[Opening GIVEN DATA section]
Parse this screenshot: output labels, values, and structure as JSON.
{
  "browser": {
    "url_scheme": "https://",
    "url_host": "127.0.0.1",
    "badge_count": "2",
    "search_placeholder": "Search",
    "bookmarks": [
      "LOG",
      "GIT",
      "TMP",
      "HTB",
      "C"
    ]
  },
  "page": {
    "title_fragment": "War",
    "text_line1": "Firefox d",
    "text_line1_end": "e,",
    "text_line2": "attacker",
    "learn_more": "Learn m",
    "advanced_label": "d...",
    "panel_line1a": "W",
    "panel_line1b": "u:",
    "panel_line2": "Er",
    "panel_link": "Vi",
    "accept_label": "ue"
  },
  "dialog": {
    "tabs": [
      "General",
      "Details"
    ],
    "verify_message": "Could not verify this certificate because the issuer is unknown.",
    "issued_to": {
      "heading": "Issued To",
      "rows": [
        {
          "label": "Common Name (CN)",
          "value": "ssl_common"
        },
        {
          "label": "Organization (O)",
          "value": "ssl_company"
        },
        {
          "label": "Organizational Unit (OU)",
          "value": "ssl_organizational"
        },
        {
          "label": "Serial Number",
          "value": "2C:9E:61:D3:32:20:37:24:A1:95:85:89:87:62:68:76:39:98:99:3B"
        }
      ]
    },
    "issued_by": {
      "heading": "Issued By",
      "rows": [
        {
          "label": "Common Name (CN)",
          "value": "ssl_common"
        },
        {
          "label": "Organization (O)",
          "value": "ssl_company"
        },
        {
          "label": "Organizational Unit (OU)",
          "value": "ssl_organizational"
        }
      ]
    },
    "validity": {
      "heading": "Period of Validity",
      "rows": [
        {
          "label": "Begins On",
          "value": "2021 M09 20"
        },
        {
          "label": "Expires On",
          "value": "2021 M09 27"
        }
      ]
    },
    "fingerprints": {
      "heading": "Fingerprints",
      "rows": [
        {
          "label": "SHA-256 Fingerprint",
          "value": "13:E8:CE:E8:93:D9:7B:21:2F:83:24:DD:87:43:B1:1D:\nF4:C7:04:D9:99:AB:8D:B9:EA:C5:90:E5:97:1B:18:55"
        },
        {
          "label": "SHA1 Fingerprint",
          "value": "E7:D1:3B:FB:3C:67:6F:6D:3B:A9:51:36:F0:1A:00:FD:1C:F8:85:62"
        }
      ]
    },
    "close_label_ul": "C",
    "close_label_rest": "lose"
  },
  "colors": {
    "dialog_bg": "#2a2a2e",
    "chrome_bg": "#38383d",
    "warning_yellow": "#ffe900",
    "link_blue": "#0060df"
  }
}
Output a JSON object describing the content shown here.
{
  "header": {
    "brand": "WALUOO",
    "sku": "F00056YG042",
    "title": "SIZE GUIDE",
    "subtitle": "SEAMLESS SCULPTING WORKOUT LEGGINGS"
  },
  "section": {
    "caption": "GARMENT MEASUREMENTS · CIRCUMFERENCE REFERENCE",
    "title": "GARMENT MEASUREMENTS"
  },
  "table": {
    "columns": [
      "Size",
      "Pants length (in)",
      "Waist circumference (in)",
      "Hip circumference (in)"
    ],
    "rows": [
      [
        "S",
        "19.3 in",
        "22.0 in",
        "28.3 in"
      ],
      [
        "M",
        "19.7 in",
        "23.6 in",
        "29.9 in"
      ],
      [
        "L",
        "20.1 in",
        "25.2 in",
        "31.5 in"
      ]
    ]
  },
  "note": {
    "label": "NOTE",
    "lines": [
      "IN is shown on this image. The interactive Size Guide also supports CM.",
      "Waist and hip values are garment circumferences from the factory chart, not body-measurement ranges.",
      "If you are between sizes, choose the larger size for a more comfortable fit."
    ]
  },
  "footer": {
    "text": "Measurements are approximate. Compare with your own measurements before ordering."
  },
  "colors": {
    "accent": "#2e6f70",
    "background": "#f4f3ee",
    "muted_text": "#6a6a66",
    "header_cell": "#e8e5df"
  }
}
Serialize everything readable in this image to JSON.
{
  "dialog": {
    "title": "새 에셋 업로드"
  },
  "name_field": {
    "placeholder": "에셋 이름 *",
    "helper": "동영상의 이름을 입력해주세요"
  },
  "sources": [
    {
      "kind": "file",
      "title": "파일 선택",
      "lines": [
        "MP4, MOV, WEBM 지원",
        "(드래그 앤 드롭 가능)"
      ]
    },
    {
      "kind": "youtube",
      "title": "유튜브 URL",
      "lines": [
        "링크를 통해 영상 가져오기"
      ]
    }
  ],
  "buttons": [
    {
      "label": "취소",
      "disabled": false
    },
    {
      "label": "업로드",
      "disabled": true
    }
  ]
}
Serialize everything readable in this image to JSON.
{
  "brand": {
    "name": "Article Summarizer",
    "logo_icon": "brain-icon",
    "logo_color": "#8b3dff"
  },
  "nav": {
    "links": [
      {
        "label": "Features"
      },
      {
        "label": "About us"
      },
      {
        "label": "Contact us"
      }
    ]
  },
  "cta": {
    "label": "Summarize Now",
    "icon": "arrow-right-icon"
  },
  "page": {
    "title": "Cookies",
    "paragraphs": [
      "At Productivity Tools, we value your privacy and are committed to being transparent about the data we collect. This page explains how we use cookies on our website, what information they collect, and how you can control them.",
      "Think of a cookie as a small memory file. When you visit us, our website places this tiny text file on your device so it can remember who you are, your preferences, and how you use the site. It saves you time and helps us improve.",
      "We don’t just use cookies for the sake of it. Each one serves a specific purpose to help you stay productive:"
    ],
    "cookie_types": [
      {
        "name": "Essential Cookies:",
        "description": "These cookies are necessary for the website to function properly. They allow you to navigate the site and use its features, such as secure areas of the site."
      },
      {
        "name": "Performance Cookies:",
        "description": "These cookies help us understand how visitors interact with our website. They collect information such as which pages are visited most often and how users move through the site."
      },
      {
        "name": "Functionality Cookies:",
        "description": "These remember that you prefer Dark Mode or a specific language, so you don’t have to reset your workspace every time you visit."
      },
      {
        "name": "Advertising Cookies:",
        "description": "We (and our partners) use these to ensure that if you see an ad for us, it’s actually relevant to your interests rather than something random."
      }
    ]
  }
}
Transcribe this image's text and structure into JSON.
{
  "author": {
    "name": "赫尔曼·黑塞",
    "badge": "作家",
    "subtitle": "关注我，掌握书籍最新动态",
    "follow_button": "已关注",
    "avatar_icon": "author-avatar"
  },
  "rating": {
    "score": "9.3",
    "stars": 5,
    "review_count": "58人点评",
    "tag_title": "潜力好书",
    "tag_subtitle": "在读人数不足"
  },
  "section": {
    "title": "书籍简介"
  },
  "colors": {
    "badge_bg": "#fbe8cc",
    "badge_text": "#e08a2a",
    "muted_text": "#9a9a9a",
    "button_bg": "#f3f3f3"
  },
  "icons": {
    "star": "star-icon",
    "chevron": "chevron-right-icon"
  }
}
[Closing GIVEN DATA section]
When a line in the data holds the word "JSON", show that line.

Parse this screenshot: output labels, values, and structure as JSON.
Output a JSON object describing the content shown here.
Serialize everything readable in this image to JSON.
Serialize everything readable in this image to JSON.
Transcribe this image's text and structure into JSON.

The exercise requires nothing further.